Results showed no significant difference in the proportion of positive test results in the BCG-vaccinated group (11.7%) compared with the unvaccinated group (10.4%; difference, 1.3%; 95% confidence interval [CI], -0.3% to 2.9%; P = 0.09) or in positivity rates per 100,000 (121 vs 100, respectively; difference, 21 per 100,000; 95% CI, -10 to 50 per 100,000; P = 0.15).

There was 1 case of severe COVID-19 requiring mechanical ventilation or intensive care unit admission) in each group. There were no deaths in either group.

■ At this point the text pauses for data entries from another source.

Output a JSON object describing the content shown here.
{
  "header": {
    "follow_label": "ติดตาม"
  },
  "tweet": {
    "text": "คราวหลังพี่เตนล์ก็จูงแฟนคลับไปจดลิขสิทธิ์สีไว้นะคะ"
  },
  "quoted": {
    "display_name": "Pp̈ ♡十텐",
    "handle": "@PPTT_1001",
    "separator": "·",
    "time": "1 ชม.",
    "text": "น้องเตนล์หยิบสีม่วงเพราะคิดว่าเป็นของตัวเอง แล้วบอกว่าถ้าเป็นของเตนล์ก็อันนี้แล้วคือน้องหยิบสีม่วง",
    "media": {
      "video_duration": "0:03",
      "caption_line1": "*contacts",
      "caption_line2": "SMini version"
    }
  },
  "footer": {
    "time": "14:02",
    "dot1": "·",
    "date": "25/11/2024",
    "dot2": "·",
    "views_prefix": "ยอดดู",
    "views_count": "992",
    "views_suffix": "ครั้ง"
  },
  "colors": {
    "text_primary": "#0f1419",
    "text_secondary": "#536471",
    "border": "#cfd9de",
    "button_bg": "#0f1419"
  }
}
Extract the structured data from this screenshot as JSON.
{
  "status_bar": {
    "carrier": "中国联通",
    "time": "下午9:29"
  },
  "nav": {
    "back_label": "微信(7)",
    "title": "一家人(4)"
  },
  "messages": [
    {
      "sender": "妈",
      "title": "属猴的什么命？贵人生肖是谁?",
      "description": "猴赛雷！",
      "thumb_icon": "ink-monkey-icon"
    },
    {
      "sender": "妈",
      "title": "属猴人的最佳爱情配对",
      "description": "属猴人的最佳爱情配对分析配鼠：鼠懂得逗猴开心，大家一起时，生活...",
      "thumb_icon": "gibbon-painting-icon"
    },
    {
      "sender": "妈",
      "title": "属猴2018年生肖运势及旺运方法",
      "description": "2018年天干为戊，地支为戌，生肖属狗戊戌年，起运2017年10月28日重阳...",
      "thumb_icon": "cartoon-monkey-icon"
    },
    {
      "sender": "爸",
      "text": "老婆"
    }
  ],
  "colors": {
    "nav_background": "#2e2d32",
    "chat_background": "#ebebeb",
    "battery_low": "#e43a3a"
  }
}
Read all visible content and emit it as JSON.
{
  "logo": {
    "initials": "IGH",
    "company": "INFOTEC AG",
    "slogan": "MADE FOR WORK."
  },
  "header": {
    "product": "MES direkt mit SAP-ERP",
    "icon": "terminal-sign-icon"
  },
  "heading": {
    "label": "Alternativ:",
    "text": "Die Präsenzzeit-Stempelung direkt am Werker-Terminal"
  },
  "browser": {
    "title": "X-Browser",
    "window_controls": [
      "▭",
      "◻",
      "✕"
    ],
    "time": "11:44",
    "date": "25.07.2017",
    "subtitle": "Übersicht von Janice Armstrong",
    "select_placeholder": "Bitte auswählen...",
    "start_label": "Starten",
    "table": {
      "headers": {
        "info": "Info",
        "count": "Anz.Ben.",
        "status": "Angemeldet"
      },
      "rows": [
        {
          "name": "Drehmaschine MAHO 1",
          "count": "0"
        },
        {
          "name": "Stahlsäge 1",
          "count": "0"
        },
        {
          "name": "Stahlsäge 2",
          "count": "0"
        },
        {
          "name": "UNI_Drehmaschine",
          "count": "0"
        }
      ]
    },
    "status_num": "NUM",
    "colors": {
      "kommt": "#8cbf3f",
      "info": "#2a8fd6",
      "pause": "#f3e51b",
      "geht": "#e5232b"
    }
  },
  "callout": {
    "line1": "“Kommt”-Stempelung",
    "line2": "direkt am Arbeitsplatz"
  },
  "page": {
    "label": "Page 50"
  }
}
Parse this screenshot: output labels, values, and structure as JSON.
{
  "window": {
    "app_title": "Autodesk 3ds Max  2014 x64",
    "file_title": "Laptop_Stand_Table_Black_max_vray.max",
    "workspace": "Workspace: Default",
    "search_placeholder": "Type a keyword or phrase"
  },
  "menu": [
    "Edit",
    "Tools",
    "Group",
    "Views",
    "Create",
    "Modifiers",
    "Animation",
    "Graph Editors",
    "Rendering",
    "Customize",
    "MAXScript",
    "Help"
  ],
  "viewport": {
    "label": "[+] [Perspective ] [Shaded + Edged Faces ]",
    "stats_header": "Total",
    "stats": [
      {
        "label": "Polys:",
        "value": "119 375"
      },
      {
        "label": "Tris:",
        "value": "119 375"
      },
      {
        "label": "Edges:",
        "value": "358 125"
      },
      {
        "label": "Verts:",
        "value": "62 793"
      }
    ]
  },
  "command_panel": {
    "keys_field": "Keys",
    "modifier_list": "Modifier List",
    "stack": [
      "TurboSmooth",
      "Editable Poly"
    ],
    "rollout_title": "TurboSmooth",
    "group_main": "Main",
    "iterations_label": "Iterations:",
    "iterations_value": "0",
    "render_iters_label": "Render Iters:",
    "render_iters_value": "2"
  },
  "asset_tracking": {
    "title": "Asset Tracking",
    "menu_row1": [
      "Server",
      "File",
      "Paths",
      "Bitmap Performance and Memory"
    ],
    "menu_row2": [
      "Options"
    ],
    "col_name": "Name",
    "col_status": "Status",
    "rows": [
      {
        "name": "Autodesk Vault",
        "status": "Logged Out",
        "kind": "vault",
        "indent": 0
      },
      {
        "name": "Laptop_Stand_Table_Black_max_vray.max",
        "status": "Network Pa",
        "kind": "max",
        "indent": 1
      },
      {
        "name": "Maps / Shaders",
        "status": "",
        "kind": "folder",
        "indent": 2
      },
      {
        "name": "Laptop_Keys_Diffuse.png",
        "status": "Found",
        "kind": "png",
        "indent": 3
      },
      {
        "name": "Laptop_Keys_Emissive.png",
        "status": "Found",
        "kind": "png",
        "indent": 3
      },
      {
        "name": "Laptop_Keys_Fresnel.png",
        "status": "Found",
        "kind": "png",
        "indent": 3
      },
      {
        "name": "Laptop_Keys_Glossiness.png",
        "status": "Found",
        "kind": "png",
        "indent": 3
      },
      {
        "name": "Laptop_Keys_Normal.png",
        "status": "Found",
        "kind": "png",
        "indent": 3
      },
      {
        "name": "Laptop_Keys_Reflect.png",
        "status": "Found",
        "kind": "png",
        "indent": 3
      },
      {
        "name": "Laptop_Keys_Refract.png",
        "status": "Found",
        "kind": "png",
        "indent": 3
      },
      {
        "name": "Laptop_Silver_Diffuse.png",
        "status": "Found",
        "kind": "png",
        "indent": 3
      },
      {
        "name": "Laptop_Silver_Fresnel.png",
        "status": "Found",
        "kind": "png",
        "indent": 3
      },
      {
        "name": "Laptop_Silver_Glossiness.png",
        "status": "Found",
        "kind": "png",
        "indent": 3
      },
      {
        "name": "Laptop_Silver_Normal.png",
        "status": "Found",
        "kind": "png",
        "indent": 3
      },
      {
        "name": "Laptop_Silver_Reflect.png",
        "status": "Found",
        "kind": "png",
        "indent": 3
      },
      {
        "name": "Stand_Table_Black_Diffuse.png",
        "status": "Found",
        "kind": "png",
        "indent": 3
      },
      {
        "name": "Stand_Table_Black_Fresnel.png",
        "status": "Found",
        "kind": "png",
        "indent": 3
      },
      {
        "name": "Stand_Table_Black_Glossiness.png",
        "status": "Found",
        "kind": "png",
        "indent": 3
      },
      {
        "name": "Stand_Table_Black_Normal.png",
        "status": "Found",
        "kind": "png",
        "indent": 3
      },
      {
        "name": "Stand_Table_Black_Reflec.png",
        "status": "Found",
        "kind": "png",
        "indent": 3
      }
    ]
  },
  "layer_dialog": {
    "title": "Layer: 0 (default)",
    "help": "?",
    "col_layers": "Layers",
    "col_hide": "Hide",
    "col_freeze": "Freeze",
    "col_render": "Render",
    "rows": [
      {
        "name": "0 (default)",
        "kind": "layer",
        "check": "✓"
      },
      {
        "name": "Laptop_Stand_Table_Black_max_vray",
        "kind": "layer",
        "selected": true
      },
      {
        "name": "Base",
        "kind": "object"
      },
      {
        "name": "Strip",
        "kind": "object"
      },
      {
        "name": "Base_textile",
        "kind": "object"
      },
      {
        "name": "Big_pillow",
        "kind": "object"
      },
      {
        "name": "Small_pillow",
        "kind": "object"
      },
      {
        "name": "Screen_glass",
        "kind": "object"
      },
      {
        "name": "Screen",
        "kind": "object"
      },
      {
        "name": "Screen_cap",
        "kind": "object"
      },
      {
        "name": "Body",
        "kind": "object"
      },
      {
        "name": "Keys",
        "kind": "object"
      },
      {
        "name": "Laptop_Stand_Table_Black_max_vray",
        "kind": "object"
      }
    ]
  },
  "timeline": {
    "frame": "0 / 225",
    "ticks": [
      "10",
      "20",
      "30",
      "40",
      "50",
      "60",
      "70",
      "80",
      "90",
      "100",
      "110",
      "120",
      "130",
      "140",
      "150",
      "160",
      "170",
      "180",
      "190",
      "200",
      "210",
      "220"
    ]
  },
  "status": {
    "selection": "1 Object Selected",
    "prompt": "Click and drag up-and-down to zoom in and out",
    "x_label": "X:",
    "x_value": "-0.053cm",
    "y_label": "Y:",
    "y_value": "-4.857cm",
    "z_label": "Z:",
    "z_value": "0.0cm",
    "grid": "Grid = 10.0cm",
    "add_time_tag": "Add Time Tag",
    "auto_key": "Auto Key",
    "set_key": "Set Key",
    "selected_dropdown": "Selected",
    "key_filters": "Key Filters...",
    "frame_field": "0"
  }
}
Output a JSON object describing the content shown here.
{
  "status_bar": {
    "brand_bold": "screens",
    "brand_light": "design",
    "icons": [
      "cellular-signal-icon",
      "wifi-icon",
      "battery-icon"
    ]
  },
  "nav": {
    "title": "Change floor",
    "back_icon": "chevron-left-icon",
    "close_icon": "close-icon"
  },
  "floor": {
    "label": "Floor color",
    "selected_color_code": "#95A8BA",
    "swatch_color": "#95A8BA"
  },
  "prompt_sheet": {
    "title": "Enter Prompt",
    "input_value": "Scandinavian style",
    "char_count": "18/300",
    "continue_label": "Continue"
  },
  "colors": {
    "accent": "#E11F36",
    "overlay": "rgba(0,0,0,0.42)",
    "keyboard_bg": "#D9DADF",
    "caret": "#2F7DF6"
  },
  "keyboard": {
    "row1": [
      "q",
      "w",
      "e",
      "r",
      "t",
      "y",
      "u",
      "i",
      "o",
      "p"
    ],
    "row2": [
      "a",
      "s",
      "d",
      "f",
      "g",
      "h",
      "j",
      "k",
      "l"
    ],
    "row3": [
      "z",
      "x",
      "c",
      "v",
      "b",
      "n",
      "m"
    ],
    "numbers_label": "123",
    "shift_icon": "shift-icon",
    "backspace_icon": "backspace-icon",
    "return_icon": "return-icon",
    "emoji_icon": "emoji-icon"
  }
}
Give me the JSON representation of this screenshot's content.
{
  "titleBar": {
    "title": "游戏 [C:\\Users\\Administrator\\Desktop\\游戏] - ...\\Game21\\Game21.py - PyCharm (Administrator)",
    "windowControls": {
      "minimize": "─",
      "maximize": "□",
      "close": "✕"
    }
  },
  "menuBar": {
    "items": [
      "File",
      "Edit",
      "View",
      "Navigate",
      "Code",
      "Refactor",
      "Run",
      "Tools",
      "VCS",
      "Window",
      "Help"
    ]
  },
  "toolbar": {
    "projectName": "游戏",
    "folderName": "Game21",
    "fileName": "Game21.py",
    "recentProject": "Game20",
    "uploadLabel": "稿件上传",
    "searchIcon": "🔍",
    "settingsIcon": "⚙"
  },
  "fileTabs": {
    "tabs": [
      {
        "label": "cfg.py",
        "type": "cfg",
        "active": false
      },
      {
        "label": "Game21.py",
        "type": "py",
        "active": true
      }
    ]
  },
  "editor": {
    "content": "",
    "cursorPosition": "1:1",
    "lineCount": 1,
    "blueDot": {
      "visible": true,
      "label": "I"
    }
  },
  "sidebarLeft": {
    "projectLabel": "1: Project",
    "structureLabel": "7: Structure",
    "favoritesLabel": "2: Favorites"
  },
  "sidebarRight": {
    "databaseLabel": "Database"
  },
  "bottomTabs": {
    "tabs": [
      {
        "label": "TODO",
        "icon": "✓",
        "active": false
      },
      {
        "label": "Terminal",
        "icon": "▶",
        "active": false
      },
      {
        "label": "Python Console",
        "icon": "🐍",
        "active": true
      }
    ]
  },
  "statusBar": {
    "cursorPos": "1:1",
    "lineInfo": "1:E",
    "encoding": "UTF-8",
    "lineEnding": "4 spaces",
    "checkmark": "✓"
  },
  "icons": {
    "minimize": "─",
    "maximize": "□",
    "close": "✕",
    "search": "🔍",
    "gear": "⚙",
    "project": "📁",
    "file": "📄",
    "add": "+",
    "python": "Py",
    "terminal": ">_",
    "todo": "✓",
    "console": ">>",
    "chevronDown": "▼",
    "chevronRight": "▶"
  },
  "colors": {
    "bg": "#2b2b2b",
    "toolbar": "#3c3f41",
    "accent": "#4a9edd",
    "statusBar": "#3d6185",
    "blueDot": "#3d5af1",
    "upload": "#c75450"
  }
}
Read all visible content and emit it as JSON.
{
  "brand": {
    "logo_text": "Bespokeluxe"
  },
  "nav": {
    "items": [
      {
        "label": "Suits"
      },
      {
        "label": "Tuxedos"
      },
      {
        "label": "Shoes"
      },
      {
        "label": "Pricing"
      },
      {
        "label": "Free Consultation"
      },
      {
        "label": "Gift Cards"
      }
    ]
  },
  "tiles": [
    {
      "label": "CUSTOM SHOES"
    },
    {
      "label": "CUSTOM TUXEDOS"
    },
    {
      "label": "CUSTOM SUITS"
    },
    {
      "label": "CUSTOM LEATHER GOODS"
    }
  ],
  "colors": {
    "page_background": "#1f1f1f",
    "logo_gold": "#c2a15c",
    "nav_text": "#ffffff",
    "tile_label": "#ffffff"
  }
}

“The strengths of this study are the large population-based cohort and the comparison of 2 similar age groups, thus limiting confounders to a minimum,” the authors concluded. “The main limitation is the inclusion of populations who were not born in Israel, with unknown vaccination status. However, immigrants from countries that vaccinate with BCG, within these age groups, are a minority (4.9% and 4.6% of the older and younger population groups, respectively) and should not be overrepresented in one group. In addition, the rates per 100,000 do not represent the positivity rate in the population, as persons tested were preselected based on reported symptoms.”

There are 2 ongoing randomised clinical trials testing whether the BCG vaccine, compared with a placebo vaccine, can reduce SARS-CoV-2 infection and disease severity in healthcare workers (NCT04348370 and NCT04327206).